For instance, when the deceased left a spouse and adult children, the spouse would receive the first $40,000 of the estate, and then the remainder of the estate would be split between the spouse and the adult children.  Or if a deceased person didn’t have children and had been married for less than five years, their estate would be split between their spouse and their parents.

The reformed laws that took effect October 1, 2023 change those situations. In situations where the deceased person left no children or the adult children are offspring of the deceased person and the spouse, then the spouse inherits everything. In a stepparent situation where the adult children are not the child of the surviving spouse, the spouse would receive the first $100,000 of the estate and then split the remainder with the children of the deceased person. If the deceased person leaves behind minor children, those children receive half the estate under both the old and new laws. Legal provision would  need to be made for a trustee or guardian to manage that property on behalf of the minors.

No Distinction for “Legitimate” Children

Other important reforms to intestacy laws amend language to simplify terms and remove the stigma and disparate treatment afforded to children born out of wedlock and formerly classified as “illegitmate.” The terms legitimate and illegitmate have been deleted and the definition of children has been simplified.

Additionally, grandparents are no longer distinguished based on maternal or paternal connections. Finally, in situations where great grandparents and their descendants were set to inherit under the old laws, now the property would go to stepchildren.

Domestic Partners Gain Inheritance Rights if They are Registered

A new provision in Maryland intestacy laws allows a non-married partner to inherit if that partner is a registered domestic partner. Registration and compliance with requirements give a domestic partner many but not all of the same inheritance rights as a spouse. This includes preference as a Personal Representative of the estate.  

Partners who want to register their partnership and secure inheritance rights need to file a Declaration with the Register of Wills. Once registered, the partnership will remain in effect until one or both partners take affirmative legal action to dissolve it.

Intestacy Reform is Not Enough to Protect Your Loved Ones

The reforms in intestacy laws offer additional protections for some family members at the expense of others. The only way to be certain that your loved ones receive the support you want is to create your own estate planning documents.  When you work with an experienced estate planning attorney, you can specify who you want to manage your affairs, determine who should receive your property, and name individuals you trust to make decisions on your behalf if you become incapacitated.  

You will be in charge rather than the government. This provides peace of mind for your family and assures them of your love and regard.

Jimeno & Gray, P.A. Can Protect Your Family’s Inheritance

Planning can make all the difference between leaving a secure future for your family and leaving a confusing financial mess subject to unnecessary tax liability.
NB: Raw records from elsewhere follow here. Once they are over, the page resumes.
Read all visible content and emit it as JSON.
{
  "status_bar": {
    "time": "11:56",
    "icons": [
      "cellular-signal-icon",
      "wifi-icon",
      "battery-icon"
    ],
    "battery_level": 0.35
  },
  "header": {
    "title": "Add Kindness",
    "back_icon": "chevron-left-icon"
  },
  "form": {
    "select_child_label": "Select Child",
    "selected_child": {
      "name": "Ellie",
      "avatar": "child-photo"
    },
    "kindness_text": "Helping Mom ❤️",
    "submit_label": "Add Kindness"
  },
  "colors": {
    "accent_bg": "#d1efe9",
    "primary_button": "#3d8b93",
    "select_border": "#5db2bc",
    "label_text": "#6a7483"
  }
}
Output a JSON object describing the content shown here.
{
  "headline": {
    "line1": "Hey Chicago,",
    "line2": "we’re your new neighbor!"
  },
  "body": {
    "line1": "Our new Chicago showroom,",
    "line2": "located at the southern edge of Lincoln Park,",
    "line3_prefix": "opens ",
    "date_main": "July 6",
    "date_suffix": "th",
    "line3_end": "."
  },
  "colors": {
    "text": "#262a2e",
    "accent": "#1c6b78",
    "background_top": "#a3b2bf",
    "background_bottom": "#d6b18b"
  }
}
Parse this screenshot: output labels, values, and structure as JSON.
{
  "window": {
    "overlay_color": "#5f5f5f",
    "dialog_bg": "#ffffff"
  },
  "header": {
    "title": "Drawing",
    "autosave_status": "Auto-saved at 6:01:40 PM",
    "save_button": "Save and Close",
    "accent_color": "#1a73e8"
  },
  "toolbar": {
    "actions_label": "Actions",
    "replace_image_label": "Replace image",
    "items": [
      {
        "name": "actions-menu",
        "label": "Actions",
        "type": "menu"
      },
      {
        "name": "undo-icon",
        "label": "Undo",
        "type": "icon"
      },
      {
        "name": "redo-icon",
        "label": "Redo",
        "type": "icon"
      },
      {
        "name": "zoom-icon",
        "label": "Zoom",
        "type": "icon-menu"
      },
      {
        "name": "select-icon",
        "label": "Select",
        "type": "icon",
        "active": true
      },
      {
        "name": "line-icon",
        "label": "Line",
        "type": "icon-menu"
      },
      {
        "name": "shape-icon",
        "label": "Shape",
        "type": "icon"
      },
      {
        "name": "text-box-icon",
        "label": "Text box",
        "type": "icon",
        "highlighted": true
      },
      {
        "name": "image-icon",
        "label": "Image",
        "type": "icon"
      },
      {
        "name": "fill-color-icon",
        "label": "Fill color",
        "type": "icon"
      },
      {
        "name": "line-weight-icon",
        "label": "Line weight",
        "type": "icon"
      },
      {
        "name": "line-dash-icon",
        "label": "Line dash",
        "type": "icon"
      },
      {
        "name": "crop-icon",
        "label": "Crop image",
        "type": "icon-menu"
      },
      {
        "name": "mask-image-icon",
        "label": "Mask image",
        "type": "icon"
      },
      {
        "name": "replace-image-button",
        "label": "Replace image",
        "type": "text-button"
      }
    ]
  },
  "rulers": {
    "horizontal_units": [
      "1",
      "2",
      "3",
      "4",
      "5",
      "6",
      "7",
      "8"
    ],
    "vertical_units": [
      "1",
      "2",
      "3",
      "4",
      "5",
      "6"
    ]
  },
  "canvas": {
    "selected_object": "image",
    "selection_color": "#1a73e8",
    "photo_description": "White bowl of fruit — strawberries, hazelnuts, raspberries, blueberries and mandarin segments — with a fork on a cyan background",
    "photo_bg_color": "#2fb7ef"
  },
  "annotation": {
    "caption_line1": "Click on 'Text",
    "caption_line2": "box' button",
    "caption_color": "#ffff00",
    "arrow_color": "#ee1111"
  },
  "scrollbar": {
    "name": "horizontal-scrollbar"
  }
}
At Jimeno & Gray, P.A., we understand all the laws and circumstances that can impact your future, and we work to develop plans to conserve your resources so that you can provide for your loved ones in the short and long term.

To schedule a confidential consultation to discuss how we can protect your family, contact our team today.

Meet Our Team

Attorney Greg Jimeno of MarylandAttorney Greg Jimeno of Maryland

Gregory P. Jimeno, Esquire


Attorney Frank Gray of Maryland

Frank C. Gray, Jr., Esquire.


Attorney Magaly Bittner of Maryland

Magaly Delisse Bittner, Esquire


Attorney Jessica H. McConnell, Esq.

Jessica McConnell, Esquire


Attorney Greg Jimeno of MarylandAttorney Greg Jimeno of Maryland

Alex Avioli-Bent


Attorney Jessica H. McConnell, Esq.

Erin Finn


Attorney Frank Gray of Maryland

Karen Nolasco


Attorney Magaly Bittner of Maryland

Robyn Youssef

Intake Specialist

Attorney Greg Jimeno of MarylandAttorney Greg Jimeno of Maryland

Lisa Eckstorm

Office Manager and Funding Coordinator